* **Data listing**
- Opening Delimiter -

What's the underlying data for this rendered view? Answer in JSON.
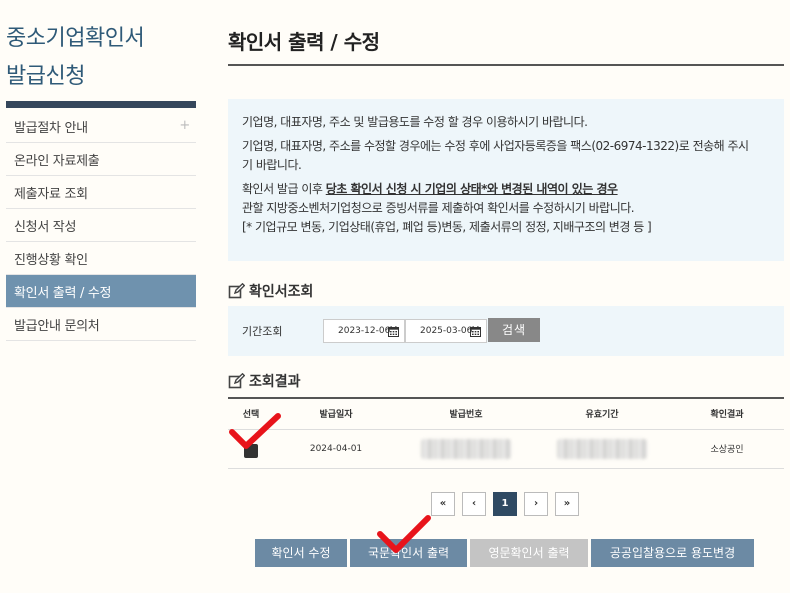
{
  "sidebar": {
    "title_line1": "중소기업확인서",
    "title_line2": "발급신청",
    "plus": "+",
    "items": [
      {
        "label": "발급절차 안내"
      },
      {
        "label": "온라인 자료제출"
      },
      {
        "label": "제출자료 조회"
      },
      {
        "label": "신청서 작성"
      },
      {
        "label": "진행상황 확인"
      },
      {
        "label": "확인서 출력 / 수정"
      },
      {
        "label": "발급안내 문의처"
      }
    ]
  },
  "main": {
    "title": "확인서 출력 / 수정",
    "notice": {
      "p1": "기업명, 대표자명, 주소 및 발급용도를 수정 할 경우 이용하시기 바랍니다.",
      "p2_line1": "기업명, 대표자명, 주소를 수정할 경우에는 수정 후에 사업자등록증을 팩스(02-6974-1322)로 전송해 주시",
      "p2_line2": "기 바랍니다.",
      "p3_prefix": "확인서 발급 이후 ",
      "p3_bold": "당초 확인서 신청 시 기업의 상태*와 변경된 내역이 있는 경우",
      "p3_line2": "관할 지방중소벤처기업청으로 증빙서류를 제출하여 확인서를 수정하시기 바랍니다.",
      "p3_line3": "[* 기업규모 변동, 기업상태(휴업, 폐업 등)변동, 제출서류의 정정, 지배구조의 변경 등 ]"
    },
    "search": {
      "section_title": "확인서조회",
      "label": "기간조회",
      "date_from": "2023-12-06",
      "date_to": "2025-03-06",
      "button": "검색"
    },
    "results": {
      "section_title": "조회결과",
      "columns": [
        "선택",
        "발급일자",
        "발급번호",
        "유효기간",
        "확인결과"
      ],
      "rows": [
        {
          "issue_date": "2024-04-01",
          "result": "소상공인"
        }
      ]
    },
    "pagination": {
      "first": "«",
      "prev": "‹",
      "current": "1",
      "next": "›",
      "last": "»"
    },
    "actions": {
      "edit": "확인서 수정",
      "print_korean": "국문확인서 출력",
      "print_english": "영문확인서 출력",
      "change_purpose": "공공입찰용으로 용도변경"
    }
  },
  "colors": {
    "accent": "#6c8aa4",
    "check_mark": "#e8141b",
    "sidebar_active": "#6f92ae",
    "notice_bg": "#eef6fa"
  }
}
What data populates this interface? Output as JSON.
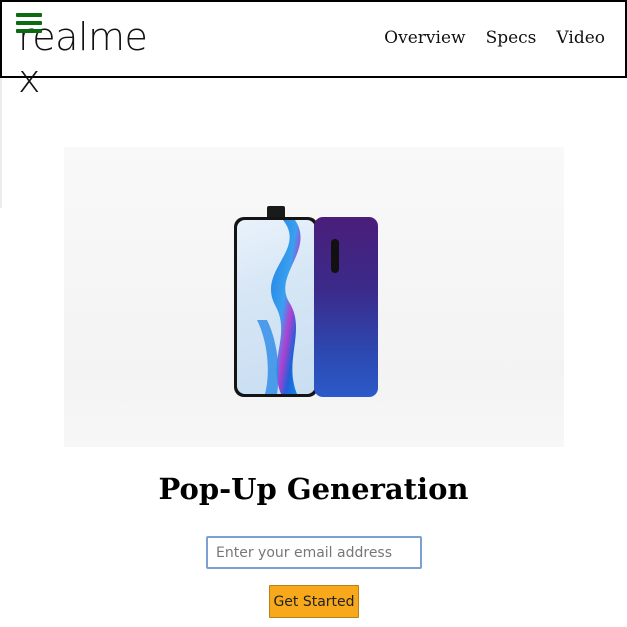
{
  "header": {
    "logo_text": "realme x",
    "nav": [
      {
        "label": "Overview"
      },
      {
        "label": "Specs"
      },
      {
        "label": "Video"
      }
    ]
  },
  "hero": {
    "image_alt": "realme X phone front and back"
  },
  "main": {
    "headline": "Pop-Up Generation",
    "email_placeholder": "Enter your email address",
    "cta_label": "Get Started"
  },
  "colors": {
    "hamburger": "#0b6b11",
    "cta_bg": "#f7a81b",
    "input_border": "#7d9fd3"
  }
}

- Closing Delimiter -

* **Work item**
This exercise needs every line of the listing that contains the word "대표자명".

* **Answer area**
      "p1": "기업명, 대표자명, 주소 및 발급용도를 수정 할 경우 이용하시기 바랍니다.",
      "p2_line1": "기업명, 대표자명, 주소를 수정할 경우에는 수정 후에 사업자등록증을 팩스(02-6974-1322)로 전송해 주시",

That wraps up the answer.